* AIM OF THE EXERCISE
Hunt through the lines below for the string "cart" and copy each one that has it.

* RECORDS FOR THIS TASK
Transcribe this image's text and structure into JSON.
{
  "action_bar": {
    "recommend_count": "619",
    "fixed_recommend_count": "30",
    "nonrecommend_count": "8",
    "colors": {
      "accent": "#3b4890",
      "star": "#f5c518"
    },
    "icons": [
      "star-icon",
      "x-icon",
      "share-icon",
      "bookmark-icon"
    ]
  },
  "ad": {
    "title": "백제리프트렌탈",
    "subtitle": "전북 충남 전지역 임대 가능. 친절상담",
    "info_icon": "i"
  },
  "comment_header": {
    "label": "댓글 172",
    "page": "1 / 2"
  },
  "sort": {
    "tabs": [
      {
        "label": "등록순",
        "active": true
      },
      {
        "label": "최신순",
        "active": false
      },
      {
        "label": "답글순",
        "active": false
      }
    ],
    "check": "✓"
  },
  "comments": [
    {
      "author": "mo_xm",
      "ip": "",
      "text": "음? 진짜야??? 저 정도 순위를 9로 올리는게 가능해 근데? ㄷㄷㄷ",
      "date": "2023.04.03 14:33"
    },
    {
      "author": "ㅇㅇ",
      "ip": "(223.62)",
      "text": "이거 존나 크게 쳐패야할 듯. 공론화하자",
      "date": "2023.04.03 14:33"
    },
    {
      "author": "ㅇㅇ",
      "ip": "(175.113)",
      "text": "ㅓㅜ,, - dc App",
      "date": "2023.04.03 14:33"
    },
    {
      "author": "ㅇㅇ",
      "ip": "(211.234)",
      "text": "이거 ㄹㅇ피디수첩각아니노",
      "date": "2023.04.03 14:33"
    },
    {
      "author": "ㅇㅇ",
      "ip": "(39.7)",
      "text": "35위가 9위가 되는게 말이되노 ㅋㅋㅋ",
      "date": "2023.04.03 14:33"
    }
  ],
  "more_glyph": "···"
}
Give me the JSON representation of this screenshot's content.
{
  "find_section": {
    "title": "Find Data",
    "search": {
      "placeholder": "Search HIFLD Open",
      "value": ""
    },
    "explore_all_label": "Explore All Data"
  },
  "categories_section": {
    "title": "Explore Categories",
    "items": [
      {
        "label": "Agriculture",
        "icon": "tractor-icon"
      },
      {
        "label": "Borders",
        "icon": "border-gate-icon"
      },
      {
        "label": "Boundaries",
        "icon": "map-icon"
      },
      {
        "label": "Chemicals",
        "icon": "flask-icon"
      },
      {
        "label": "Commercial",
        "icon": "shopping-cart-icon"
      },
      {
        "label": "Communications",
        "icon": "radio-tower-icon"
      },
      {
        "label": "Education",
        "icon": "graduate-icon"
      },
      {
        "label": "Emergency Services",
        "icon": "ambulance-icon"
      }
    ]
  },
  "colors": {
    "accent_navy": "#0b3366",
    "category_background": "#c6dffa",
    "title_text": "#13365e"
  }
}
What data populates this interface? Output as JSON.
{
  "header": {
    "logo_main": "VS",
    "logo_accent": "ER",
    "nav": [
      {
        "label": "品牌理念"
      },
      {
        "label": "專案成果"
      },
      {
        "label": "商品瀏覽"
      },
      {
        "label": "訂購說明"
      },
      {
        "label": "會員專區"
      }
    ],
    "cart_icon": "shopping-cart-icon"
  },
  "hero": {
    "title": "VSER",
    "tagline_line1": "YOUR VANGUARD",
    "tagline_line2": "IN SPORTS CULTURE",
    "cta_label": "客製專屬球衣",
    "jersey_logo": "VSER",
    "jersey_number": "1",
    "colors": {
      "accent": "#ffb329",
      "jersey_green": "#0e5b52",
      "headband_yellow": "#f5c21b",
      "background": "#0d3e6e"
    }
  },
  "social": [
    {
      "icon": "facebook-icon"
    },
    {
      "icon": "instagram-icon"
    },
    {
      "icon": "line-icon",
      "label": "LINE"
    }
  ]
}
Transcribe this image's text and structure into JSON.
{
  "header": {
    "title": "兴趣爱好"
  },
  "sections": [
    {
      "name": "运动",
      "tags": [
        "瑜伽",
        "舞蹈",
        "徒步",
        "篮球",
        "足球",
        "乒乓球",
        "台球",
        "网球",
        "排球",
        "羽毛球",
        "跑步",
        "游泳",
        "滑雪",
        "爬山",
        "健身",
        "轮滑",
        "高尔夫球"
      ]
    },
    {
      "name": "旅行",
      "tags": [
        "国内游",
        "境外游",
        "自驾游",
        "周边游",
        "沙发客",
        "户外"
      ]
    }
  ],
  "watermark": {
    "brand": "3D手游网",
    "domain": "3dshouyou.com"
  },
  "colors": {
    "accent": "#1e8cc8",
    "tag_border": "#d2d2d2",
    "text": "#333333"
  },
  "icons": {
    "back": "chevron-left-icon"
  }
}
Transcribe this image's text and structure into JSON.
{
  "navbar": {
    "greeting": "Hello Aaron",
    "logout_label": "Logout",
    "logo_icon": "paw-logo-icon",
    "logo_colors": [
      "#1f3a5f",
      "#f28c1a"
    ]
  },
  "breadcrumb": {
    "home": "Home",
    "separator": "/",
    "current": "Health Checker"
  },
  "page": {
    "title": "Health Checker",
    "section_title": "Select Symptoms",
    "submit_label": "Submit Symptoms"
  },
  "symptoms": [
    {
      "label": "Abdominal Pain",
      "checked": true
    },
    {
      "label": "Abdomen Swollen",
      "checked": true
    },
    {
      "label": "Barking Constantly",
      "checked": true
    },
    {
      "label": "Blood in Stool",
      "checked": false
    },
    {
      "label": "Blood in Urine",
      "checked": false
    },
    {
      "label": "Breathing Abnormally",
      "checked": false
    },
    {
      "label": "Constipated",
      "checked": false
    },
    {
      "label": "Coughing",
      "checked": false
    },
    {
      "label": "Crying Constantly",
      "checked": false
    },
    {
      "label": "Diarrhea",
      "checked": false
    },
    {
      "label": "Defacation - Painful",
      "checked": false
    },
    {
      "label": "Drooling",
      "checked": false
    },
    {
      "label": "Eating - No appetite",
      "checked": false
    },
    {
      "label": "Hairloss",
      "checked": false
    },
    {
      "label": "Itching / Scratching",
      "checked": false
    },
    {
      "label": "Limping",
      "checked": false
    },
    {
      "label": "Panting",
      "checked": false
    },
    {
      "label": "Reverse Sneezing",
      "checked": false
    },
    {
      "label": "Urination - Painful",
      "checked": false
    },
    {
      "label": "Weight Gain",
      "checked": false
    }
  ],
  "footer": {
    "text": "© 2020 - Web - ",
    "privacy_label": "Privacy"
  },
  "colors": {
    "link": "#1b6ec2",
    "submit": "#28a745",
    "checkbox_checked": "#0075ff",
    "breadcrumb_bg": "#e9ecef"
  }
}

* EXERCISE OUTPUT
        "icon": "shopping-cart-icon"
    "cart_icon": "shopping-cart-icon"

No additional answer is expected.